● **TASK BRIEF**:
Give back every record word for word, keeping the pictures out.
++++ DATA PROVIDED
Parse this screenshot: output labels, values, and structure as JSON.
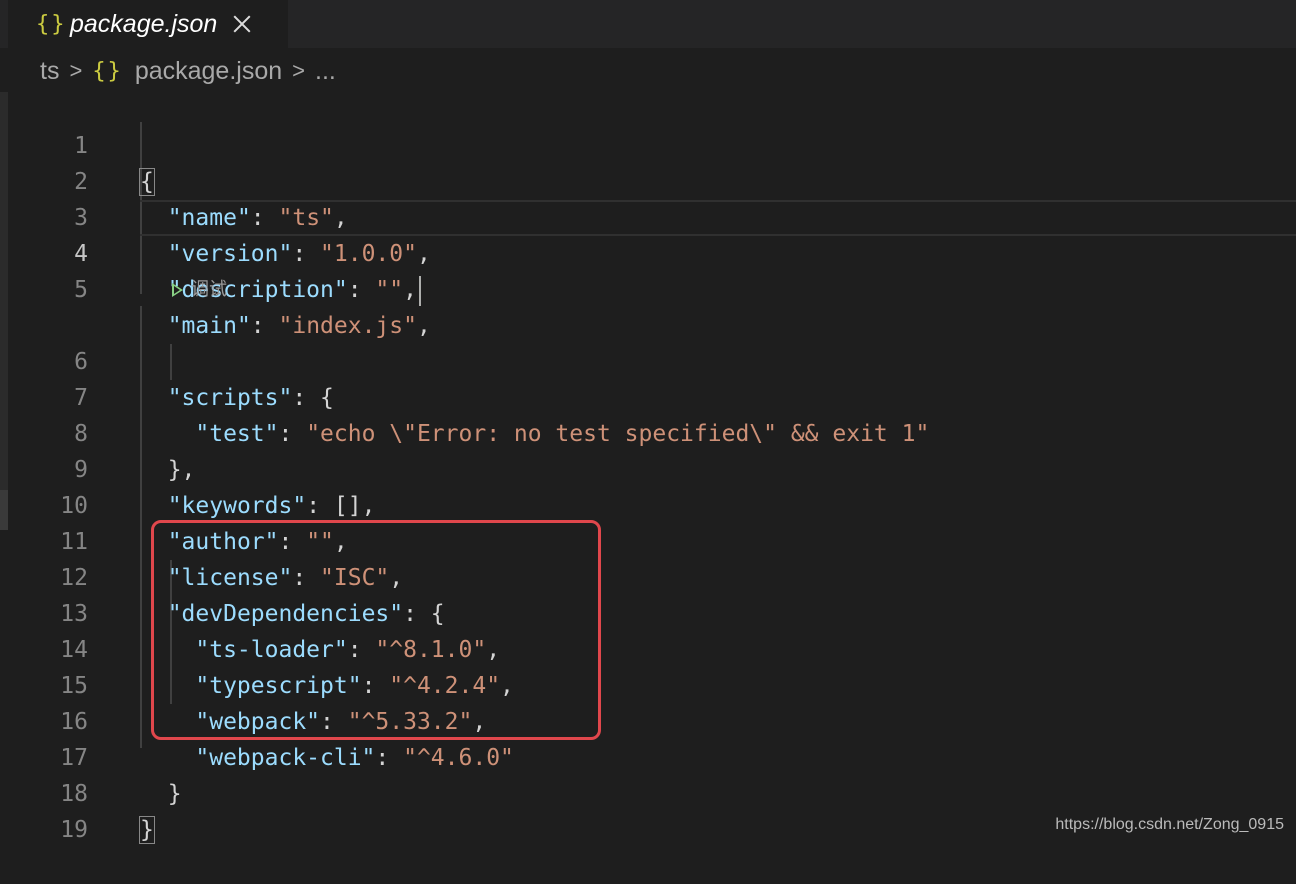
{
  "tab": {
    "icon": "json-icon",
    "title": "package.json",
    "close_icon": "close-icon"
  },
  "breadcrumb": {
    "folder": "ts",
    "file_icon": "json-icon",
    "file": "package.json",
    "more": "..."
  },
  "codelens": {
    "icon": "play-icon",
    "label": "调试"
  },
  "current_line": 4,
  "lines": [
    {
      "num": "1"
    },
    {
      "num": "2",
      "key": "\"name\"",
      "value": "\"ts\""
    },
    {
      "num": "3",
      "key": "\"version\"",
      "value": "\"1.0.0\""
    },
    {
      "num": "4",
      "key": "\"description\"",
      "value": "\"\""
    },
    {
      "num": "5",
      "key": "\"main\"",
      "value": "\"index.js\""
    },
    {
      "num": "6",
      "key": "\"scripts\""
    },
    {
      "num": "7",
      "key": "\"test\"",
      "value": "\"echo \\\"Error: no test specified\\\" && exit 1\""
    },
    {
      "num": "8"
    },
    {
      "num": "9",
      "key": "\"keywords\"",
      "value": "[]"
    },
    {
      "num": "10",
      "key": "\"author\"",
      "value": "\"\""
    },
    {
      "num": "11",
      "key": "\"license\"",
      "value": "\"ISC\""
    },
    {
      "num": "12",
      "key": "\"devDependencies\""
    },
    {
      "num": "13",
      "key": "\"ts-loader\"",
      "value": "\"^8.1.0\""
    },
    {
      "num": "14",
      "key": "\"typescript\"",
      "value": "\"^4.2.4\""
    },
    {
      "num": "15",
      "key": "\"webpack\"",
      "value": "\"^5.33.2\""
    },
    {
      "num": "16",
      "key": "\"webpack-cli\"",
      "value": "\"^4.6.0\""
    },
    {
      "num": "17"
    },
    {
      "num": "18"
    },
    {
      "num": "19"
    }
  ],
  "watermark": "https://blog.csdn.net/Zong_0915",
  "colors": {
    "editor_bg": "#1e1e1e",
    "key": "#9cdcfe",
    "string": "#ce9178",
    "highlight_box": "#e0474c",
    "json_icon": "#cbcb41"
  }
}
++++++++
● **TASK SOLUTION**:
Parse this screenshot: output labels, values, and structure as JSON.
{
  "tab": {
    "icon": "json-icon",
    "title": "package.json",
    "close_icon": "close-icon"
  },
  "breadcrumb": {
    "folder": "ts",
    "file_icon": "json-icon",
    "file": "package.json",
    "more": "..."
  },
  "codelens": {
    "icon": "play-icon",
    "label": "调试"
  },
  "current_line": 4,
  "lines": [
    {
      "num": "1"
    },
    {
      "num": "2",
      "key": "\"name\"",
      "value": "\"ts\""
    },
    {
      "num": "3",
      "key": "\"version\"",
      "value": "\"1.0.0\""
    },
    {
      "num": "4",
      "key": "\"description\"",
      "value": "\"\""
    },
    {
      "num": "5",
      "key": "\"main\"",
      "value": "\"index.js\""
    },
    {
      "num": "6",
      "key": "\"scripts\""
    },
    {
      "num": "7",
      "key": "\"test\"",
      "value": "\"echo \\\"Error: no test specified\\\" && exit 1\""
    },
    {
      "num": "8"
    },
    {
      "num": "9",
      "key": "\"keywords\"",
      "value": "[]"
    },
    {
      "num": "10",
      "key": "\"author\"",
      "value": "\"\""
    },
    {
      "num": "11",
      "key": "\"license\"",
      "value": "\"ISC\""
    },
    {
      "num": "12",
      "key": "\"devDependencies\""
    },
    {
      "num": "13",
      "key": "\"ts-loader\"",
      "value": "\"^8.1.0\""
    },
    {
      "num": "14",
      "key": "\"typescript\"",
      "value": "\"^4.2.4\""
    },
    {
      "num": "15",
      "key": "\"webpack\"",
      "value": "\"^5.33.2\""
    },
    {
      "num": "16",
      "key": "\"webpack-cli\"",
      "value": "\"^4.6.0\""
    },
    {
      "num": "17"
    },
    {
      "num": "18"
    },
    {
      "num": "19"
    }
  ],
  "watermark": "https://blog.csdn.net/Zong_0915",
  "colors": {
    "editor_bg": "#1e1e1e",
    "key": "#9cdcfe",
    "string": "#ce9178",
    "highlight_box": "#e0474c",
    "json_icon": "#cbcb41"
  }
}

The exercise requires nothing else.